Greetings gentle readers. I have admittedly procrastinated the writing of this blog post. In my procrastination, I stumbled upon a buzzfeed.com post (link below) referencing a recent interview with actor Nick Offerman in which he was asked about his preplanned funeral arrangements. His brilliant response …
I’ll admit it, this post is a little late in the making. I’ve been trying to play catch-up from the last couple of days of summer survey that left us with a ton of artifacts, and even more questions. I, and the CAP crew, spent a good portion of the summer organizing and planning, in order to not fall behind…and it all went down the drain on the LAST day of survey.
I believe we last left you with an update on our results from the People’s Park survey. While the survey did not result in many artifacts, we were able to confirm-based on GIS- that the Chittenden Memorial Cabin once stood on what is now the back steps of Wells Hall. And even though we didn’t find any artifacts directly relating to the cabin, we are now absolutely sure as to where it was
not. As they say, negative science is still science.
With a few days left in the summer field season, we decided to survey areas of high probability along the north side of the River Trail. MSU construction has a long-term plan of regrading and repaving both sides of the River Trail, so we figured we’d get ahead of the game and narrow down areas of potential cultural heritage. During the first couple of days of survey we found a fairly steady stream of historic artifacts (bottle glass, whiteware, and a cow tooth!) between the western edge of Beal Gardens and the Wells Hall bridge. All very exciting, but also very expected.
Then, as every archaeologist knows, we found a fascinating feature on one of our final shovel test pits, on the final day of our summer season. Directly behind Hannah Administration Building, on the beautiful lawn next to the Red Cedar River, we dug
directly into a huge trash pit. We found the entire range of CAP’s artifact typology, and more. We were pulling up bottle glass of all colors, notebook size pieces of stoneware, glass from lab beakers, lab test tubes, bullet casings, and the list goes on.
We expanded the shovel test pit into a 1×1 meter unit that went 160cm deep, and we still never found the edges or the bottom. This indicates that the large pit was purposefully dug and infilled with trash, though we don’t know when, or exactly why. It was not uncommon for the University to use trash to shore-up the river bank against erosion, or to fill in low spots…but we’ve never found a trash pit with the plethora of material equal to this. We shovel tested around the pit and found that the artifacts continue, but in a much more dispersed pattern.
Currently, we are working on the lab side of the analysis, i.e. washing, cataloging, and researching the artifacts and the area around Hannah. Dozens of the ceramics have makers marks, so it shouldn’t be difficult to narrow down a date, but it is quite time consuming. So, that is where we stand with CAP work, once again playing catch-up from a busy summer field season.
Author: Kate Frederick

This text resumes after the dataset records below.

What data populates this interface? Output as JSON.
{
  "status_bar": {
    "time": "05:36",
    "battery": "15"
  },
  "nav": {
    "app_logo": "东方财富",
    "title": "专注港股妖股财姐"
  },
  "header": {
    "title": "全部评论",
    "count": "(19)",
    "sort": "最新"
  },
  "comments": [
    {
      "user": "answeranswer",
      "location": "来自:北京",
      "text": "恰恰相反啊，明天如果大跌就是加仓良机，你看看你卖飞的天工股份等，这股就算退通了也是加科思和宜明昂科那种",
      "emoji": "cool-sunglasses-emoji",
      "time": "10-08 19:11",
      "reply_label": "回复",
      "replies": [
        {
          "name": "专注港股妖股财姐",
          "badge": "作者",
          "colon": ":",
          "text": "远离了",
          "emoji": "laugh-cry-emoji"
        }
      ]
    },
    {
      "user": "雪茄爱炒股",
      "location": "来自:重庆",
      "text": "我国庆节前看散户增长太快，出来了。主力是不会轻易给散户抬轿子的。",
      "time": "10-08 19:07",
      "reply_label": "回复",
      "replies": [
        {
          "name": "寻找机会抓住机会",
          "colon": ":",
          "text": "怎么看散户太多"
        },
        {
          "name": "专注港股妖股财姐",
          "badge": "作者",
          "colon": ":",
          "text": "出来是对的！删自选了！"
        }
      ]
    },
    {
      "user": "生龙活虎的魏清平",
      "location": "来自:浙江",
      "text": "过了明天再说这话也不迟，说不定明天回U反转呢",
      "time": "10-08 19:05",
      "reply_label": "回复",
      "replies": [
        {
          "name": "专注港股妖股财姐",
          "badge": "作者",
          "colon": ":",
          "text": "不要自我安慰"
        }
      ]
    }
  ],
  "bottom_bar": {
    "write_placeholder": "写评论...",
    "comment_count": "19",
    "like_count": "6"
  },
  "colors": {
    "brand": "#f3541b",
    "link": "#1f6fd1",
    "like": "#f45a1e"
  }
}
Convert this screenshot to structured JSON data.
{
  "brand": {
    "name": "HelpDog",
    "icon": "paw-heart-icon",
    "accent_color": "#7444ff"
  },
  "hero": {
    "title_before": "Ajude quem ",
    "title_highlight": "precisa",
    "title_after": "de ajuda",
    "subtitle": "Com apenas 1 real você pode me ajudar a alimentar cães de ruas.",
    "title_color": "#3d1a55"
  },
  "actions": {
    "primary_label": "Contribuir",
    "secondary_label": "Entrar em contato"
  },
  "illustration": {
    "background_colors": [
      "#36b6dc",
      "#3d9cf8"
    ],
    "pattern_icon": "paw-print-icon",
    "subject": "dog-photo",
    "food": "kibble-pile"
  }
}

As our archaeological investigation of People’s Park continues, so does our archival investigation. As Adrianne explained in our last blog one of the motivating factors behind our shovel test survey of People’s Park was pinpointing the location of the Chittenden Memorial Cabin; however there were …